SOURCE MATERIAL
━━━━━━━━━━━━━━━━

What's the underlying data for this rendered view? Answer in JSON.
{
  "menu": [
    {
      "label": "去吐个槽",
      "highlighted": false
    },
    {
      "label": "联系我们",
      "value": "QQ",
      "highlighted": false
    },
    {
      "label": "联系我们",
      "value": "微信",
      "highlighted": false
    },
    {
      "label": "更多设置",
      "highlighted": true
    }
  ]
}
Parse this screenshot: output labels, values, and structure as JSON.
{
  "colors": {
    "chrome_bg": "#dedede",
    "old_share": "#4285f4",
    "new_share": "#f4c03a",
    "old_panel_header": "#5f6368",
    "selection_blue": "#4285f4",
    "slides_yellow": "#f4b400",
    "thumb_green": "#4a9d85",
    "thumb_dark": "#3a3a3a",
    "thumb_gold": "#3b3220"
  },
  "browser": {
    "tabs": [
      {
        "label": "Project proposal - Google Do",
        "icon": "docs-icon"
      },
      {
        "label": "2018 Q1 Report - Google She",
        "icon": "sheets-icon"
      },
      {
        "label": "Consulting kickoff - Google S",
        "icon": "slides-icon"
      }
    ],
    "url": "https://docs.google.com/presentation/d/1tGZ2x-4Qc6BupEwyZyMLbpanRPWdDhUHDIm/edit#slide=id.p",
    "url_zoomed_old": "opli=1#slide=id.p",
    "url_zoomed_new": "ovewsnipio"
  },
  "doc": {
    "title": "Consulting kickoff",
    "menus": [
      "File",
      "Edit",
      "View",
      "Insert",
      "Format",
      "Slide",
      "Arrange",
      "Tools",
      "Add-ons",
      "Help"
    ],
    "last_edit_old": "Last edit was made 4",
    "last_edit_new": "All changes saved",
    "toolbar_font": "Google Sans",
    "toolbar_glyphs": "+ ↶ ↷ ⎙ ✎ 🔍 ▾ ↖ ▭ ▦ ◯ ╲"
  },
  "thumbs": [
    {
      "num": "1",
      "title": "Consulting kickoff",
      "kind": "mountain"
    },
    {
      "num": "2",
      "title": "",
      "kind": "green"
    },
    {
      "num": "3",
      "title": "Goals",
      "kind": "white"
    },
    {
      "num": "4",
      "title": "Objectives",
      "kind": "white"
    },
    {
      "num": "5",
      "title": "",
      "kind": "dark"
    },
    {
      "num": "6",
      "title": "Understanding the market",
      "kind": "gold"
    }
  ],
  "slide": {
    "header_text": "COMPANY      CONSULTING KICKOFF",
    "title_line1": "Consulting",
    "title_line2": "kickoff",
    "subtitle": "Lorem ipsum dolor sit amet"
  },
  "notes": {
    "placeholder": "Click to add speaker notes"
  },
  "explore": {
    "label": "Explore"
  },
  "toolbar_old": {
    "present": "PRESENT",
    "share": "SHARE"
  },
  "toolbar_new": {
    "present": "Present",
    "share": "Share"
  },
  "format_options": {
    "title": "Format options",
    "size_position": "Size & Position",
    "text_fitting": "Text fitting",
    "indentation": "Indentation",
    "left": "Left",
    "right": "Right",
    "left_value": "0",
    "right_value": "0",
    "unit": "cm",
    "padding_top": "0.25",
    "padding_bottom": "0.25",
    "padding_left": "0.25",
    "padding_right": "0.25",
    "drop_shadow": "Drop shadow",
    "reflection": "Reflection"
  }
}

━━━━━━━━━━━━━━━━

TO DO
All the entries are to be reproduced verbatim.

OUTPUT OF THE TASK
What's the underlying data for this rendered view? Answer in JSON.
{
  "menu": [
    {
      "label": "去吐个槽",
      "highlighted": false
    },
    {
      "label": "联系我们",
      "value": "QQ",
      "highlighted": false
    },
    {
      "label": "联系我们",
      "value": "微信",
      "highlighted": false
    },
    {
      "label": "更多设置",
      "highlighted": true
    }
  ]
}
Parse this screenshot: output labels, values, and structure as JSON.
{
  "colors": {
    "chrome_bg": "#dedede",
    "old_share": "#4285f4",
    "new_share": "#f4c03a",
    "old_panel_header": "#5f6368",
    "selection_blue": "#4285f4",
    "slides_yellow": "#f4b400",
    "thumb_green": "#4a9d85",
    "thumb_dark": "#3a3a3a",
    "thumb_gold": "#3b3220"
  },
  "browser": {
    "tabs": [
      {
        "label": "Project proposal - Google Do",
        "icon": "docs-icon"
      },
      {
        "label": "2018 Q1 Report - Google She",
        "icon": "sheets-icon"
      },
      {
        "label": "Consulting kickoff - Google S",
        "icon": "slides-icon"
      }
    ],
    "url": "https://docs.google.com/presentation/d/1tGZ2x-4Qc6BupEwyZyMLbpanRPWdDhUHDIm/edit#slide=id.p",
    "url_zoomed_old": "opli=1#slide=id.p",
    "url_zoomed_new": "ovewsnipio"
  },
  "doc": {
    "title": "Consulting kickoff",
    "menus": [
      "File",
      "Edit",
      "View",
      "Insert",
      "Format",
      "Slide",
      "Arrange",
      "Tools",
      "Add-ons",
      "Help"
    ],
    "last_edit_old": "Last edit was made 4",
    "last_edit_new": "All changes saved",
    "toolbar_font": "Google Sans",
    "toolbar_glyphs": "+ ↶ ↷ ⎙ ✎ 🔍 ▾ ↖ ▭ ▦ ◯ ╲"
  },
  "thumbs": [
    {
      "num": "1",
      "title": "Consulting kickoff",
      "kind": "mountain"
    },
    {
      "num": "2",
      "title": "",
      "kind": "green"
    },
    {
      "num": "3",
      "title": "Goals",
      "kind": "white"
    },
    {
      "num": "4",
      "title": "Objectives",
      "kind": "white"
    },
    {
      "num": "5",
      "title": "",
      "kind": "dark"
    },
    {
      "num": "6",
      "title": "Understanding the market",
      "kind": "gold"
    }
  ],
  "slide": {
    "header_text": "COMPANY      CONSULTING KICKOFF",
    "title_line1": "Consulting",
    "title_line2": "kickoff",
    "subtitle": "Lorem ipsum dolor sit amet"
  },
  "notes": {
    "placeholder": "Click to add speaker notes"
  },
  "explore": {
    "label": "Explore"
  },
  "toolbar_old": {
    "present": "PRESENT",
    "share": "SHARE"
  },
  "toolbar_new": {
    "present": "Present",
    "share": "Share"
  },
  "format_options": {
    "title": "Format options",
    "size_position": "Size & Position",
    "text_fitting": "Text fitting",
    "indentation": "Indentation",
    "left": "Left",
    "right": "Right",
    "left_value": "0",
    "right_value": "0",
    "unit": "cm",
    "padding_top": "0.25",
    "padding_bottom": "0.25",
    "padding_left": "0.25",
    "padding_right": "0.25",
    "drop_shadow": "Drop shadow",
    "reflection": "Reflection"
  }
}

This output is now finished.